Prosecutors in the Vernon Hershberger case filed a motion Friday asking the judge to revoke the raw milk farmer’s release order, and throw him in jail.
The prosecution move comes less than a week after Hershberger was acquitted on three misdemeanor criminal charges in connection with failure to have retail and dairy licenses. He was convicted of violating a holding order.
The state’s main evidence that Hershberger violated his release agreement of January 2012 is an article from the Wisconsin Capital Times in which, according to the motion, “Hershberger admits that he violated the bail conditions ‘all along.’…Specifically, the article notes that Hershberger ‘never stopped selling raw milk and other farm products to members of his “buyers club.” ‘ “
The motion adds that Hershberger’s “conduct…appears to be similar to the conduct forming the factual basis for the offense of conviction, violation of the DATCP Holding Order.” It “requests that the Court exercise its authority…and revoke the order releasing the defendant.”
The problem for the state may be that the “Bond and Conditions of Release” of Hershberger in early 2012 specifies as its key conditions that Hershberger not sell or produce food unless he has a retail license, a dairy plant license, or a milk producer license–conditions that the jury acquitting him seemed to lift by pronouncing him not guilty of violating laws requiring the licenses.

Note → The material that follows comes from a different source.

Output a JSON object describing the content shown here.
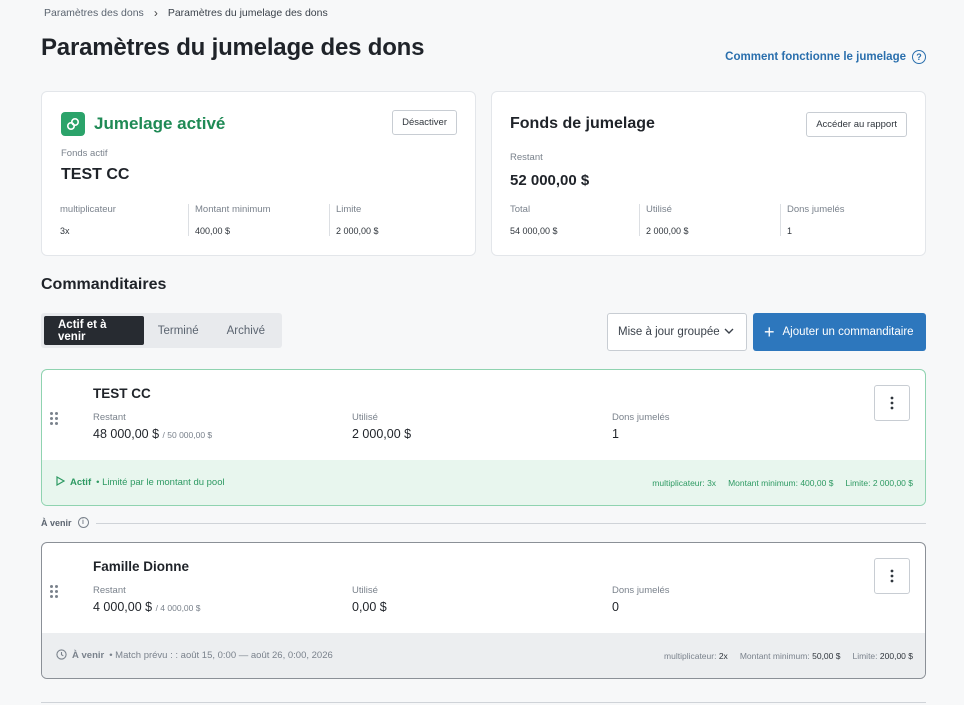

What a convoluted situation.
Moreover, the state tried and failed in March 2012 to have Hershberger jailed for violating his release agreement when the judge refused to consider a letter from the state making the request; the judge insisted on a formal motion. Now, more than a year later, the motion seems to have been filed, just days after the state suffered a major court defeat. These guys are definitely not the most graceful losers.
Elizabeth Rich, one of Hershberger’s lawyer, said she was “very disappointed with the state’s action. We had hoped the jury’s verdict last Saturday would lead to the dialog Vernon has always said he wants with DATCP, to try to build rapport between farmers and consumers.”
The state will seek to have the motion heard as soon as Monday, when a telephone hearing is due to be held to set a date for the sentencing hearing in connection with the holding order conviction.